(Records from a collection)

##############################

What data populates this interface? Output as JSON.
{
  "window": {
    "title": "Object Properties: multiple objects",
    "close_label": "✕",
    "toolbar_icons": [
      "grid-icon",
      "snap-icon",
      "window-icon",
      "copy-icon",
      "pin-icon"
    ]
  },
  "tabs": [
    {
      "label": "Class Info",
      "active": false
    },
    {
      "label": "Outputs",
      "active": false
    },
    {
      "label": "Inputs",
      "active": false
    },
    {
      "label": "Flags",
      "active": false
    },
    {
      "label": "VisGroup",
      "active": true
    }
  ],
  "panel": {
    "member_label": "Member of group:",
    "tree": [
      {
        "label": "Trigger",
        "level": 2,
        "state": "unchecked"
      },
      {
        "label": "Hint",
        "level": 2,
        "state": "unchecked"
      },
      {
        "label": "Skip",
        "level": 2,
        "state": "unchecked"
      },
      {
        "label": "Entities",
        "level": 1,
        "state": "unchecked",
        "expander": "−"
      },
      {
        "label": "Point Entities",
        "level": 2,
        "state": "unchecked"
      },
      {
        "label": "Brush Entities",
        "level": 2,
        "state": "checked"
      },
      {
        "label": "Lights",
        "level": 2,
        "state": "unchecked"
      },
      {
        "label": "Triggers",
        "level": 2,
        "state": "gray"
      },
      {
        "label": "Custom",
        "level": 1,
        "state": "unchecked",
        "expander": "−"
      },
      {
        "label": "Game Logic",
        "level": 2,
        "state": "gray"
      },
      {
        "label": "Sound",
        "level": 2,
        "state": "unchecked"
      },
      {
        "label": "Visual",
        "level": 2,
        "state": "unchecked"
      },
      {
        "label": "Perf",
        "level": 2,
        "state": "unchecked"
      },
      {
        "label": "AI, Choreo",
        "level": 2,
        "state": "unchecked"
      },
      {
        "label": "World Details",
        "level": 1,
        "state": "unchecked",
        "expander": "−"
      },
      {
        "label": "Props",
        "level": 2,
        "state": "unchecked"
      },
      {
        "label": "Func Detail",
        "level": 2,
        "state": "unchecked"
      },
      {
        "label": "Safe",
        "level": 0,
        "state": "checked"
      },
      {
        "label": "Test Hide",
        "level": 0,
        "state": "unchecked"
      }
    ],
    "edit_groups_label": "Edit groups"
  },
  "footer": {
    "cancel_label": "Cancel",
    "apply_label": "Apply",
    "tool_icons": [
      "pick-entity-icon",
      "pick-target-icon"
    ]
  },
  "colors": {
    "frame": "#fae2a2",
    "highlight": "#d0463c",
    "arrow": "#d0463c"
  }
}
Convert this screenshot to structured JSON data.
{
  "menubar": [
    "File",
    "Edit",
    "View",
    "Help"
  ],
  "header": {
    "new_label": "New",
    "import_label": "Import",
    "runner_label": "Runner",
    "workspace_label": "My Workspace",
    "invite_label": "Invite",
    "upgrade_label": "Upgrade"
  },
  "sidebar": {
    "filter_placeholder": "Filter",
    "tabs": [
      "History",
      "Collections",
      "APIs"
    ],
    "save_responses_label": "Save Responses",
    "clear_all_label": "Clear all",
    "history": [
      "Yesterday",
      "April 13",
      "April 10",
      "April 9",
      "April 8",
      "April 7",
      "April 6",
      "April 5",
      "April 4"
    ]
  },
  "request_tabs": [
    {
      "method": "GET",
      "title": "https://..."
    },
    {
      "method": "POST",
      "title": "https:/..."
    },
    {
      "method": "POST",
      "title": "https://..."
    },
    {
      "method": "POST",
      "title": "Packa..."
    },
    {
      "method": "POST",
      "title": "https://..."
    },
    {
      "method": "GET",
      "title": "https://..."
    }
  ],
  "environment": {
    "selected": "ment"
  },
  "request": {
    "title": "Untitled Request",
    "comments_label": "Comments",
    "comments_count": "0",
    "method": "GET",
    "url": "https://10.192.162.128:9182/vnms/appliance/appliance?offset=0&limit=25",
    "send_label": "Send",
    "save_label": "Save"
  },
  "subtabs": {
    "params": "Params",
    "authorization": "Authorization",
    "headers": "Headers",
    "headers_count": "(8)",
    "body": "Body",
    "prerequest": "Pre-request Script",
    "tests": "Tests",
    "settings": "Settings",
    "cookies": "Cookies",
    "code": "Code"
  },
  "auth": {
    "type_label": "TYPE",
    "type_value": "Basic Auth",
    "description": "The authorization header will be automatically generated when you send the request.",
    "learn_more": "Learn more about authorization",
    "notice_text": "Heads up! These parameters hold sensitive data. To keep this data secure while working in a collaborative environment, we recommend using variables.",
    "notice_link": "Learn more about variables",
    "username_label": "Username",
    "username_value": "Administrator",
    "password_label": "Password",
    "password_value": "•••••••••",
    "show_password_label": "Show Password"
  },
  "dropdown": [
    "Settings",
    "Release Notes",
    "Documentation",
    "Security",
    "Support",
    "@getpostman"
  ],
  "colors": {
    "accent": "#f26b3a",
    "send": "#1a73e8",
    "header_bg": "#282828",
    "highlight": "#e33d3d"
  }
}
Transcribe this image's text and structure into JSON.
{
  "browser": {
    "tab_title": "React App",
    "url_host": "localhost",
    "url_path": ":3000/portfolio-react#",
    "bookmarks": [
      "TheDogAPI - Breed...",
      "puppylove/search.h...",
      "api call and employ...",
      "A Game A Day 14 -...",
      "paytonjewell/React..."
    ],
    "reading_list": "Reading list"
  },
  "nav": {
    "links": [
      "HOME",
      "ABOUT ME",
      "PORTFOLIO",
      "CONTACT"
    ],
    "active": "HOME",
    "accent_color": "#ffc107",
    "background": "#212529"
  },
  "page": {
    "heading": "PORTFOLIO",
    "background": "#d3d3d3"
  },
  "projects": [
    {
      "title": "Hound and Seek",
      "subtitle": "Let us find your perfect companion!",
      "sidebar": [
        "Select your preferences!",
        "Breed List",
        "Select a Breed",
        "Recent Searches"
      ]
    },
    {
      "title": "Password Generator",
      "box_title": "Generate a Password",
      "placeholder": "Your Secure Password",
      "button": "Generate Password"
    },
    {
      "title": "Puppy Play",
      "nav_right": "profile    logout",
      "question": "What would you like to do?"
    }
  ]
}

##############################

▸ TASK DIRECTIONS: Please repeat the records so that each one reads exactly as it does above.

▸ ANSWER BOX:
What data populates this interface? Output as JSON.
{
  "window": {
    "title": "Object Properties: multiple objects",
    "close_label": "✕",
    "toolbar_icons": [
      "grid-icon",
      "snap-icon",
      "window-icon",
      "copy-icon",
      "pin-icon"
    ]
  },
  "tabs": [
    {
      "label": "Class Info",
      "active": false
    },
    {
      "label": "Outputs",
      "active": false
    },
    {
      "label": "Inputs",
      "active": false
    },
    {
      "label": "Flags",
      "active": false
    },
    {
      "label": "VisGroup",
      "active": true
    }
  ],
  "panel": {
    "member_label": "Member of group:",
    "tree": [
      {
        "label": "Trigger",
        "level": 2,
        "state": "unchecked"
      },
      {
        "label": "Hint",
        "level": 2,
        "state": "unchecked"
      },
      {
        "label": "Skip",
        "level": 2,
        "state": "unchecked"
      },
      {
        "label": "Entities",
        "level": 1,
        "state": "unchecked",
        "expander": "−"
      },
      {
        "label": "Point Entities",
        "level": 2,
        "state": "unchecked"
      },
      {
        "label": "Brush Entities",
        "level": 2,
        "state": "checked"
      },
      {
        "label": "Lights",
        "level": 2,
        "state": "unchecked"
      },
      {
        "label": "Triggers",
        "level": 2,
        "state": "gray"
      },
      {
        "label": "Custom",
        "level": 1,
        "state": "unchecked",
        "expander": "−"
      },
      {
        "label": "Game Logic",
        "level": 2,
        "state": "gray"
      },
      {
        "label": "Sound",
        "level": 2,
        "state": "unchecked"
      },
      {
        "label": "Visual",
        "level": 2,
        "state": "unchecked"
      },
      {
        "label": "Perf",
        "level": 2,
        "state": "unchecked"
      },
      {
        "label": "AI, Choreo",
        "level": 2,
        "state": "unchecked"
      },
      {
        "label": "World Details",
        "level": 1,
        "state": "unchecked",
        "expander": "−"
      },
      {
        "label": "Props",
        "level": 2,
        "state": "unchecked"
      },
      {
        "label": "Func Detail",
        "level": 2,
        "state": "unchecked"
      },
      {
        "label": "Safe",
        "level": 0,
        "state": "checked"
      },
      {
        "label": "Test Hide",
        "level": 0,
        "state": "unchecked"
      }
    ],
    "edit_groups_label": "Edit groups"
  },
  "footer": {
    "cancel_label": "Cancel",
    "apply_label": "Apply",
    "tool_icons": [
      "pick-entity-icon",
      "pick-target-icon"
    ]
  },
  "colors": {
    "frame": "#fae2a2",
    "highlight": "#d0463c",
    "arrow": "#d0463c"
  }
}
Convert this screenshot to structured JSON data.
{
  "menubar": [
    "File",
    "Edit",
    "View",
    "Help"
  ],
  "header": {
    "new_label": "New",
    "import_label": "Import",
    "runner_label": "Runner",
    "workspace_label": "My Workspace",
    "invite_label": "Invite",
    "upgrade_label": "Upgrade"
  },
  "sidebar": {
    "filter_placeholder": "Filter",
    "tabs": [
      "History",
      "Collections",
      "APIs"
    ],
    "save_responses_label": "Save Responses",
    "clear_all_label": "Clear all",
    "history": [
      "Yesterday",
      "April 13",
      "April 10",
      "April 9",
      "April 8",
      "April 7",
      "April 6",
      "April 5",
      "April 4"
    ]
  },
  "request_tabs": [
    {
      "method": "GET",
      "title": "https://..."
    },
    {
      "method": "POST",
      "title": "https:/..."
    },
    {
      "method": "POST",
      "title": "https://..."
    },
    {
      "method": "POST",
      "title": "Packa..."
    },
    {
      "method": "POST",
      "title": "https://..."
    },
    {
      "method": "GET",
      "title": "https://..."
    }
  ],
  "environment": {
    "selected": "ment"
  },
  "request": {
    "title": "Untitled Request",
    "comments_label": "Comments",
    "comments_count": "0",
    "method": "GET",
    "url": "https://10.192.162.128:9182/vnms/appliance/appliance?offset=0&limit=25",
    "send_label": "Send",
    "save_label": "Save"
  },
  "subtabs": {
    "params": "Params",
    "authorization": "Authorization",
    "headers": "Headers",
    "headers_count": "(8)",
    "body": "Body",
    "prerequest": "Pre-request Script",
    "tests": "Tests",
    "settings": "Settings",
    "cookies": "Cookies",
    "code": "Code"
  },
  "auth": {
    "type_label": "TYPE",
    "type_value": "Basic Auth",
    "description": "The authorization header will be automatically generated when you send the request.",
    "learn_more": "Learn more about authorization",
    "notice_text": "Heads up! These parameters hold sensitive data. To keep this data secure while working in a collaborative environment, we recommend using variables.",
    "notice_link": "Learn more about variables",
    "username_label": "Username",
    "username_value": "Administrator",
    "password_label": "Password",
    "password_value": "•••••••••",
    "show_password_label": "Show Password"
  },
  "dropdown": [
    "Settings",
    "Release Notes",
    "Documentation",
    "Security",
    "Support",
    "@getpostman"
  ],
  "colors": {
    "accent": "#f26b3a",
    "send": "#1a73e8",
    "header_bg": "#282828",
    "highlight": "#e33d3d"
  }
}
Transcribe this image's text and structure into JSON.
{
  "browser": {
    "tab_title": "React App",
    "url_host": "localhost",
    "url_path": ":3000/portfolio-react#",
    "bookmarks": [
      "TheDogAPI - Breed...",
      "puppylove/search.h...",
      "api call and employ...",
      "A Game A Day 14 -...",
      "paytonjewell/React..."
    ],
    "reading_list": "Reading list"
  },
  "nav": {
    "links": [
      "HOME",
      "ABOUT ME",
      "PORTFOLIO",
      "CONTACT"
    ],
    "active": "HOME",
    "accent_color": "#ffc107",
    "background": "#212529"
  },
  "page": {
    "heading": "PORTFOLIO",
    "background": "#d3d3d3"
  },
  "projects": [
    {
      "title": "Hound and Seek",
      "subtitle": "Let us find your perfect companion!",
      "sidebar": [
        "Select your preferences!",
        "Breed List",
        "Select a Breed",
        "Recent Searches"
      ]
    },
    {
      "title": "Password Generator",
      "box_title": "Generate a Password",
      "placeholder": "Your Secure Password",
      "button": "Generate Password"
    },
    {
      "title": "Puppy Play",
      "nav_right": "profile    logout",
      "question": "What would you like to do?"
    }
  ]
}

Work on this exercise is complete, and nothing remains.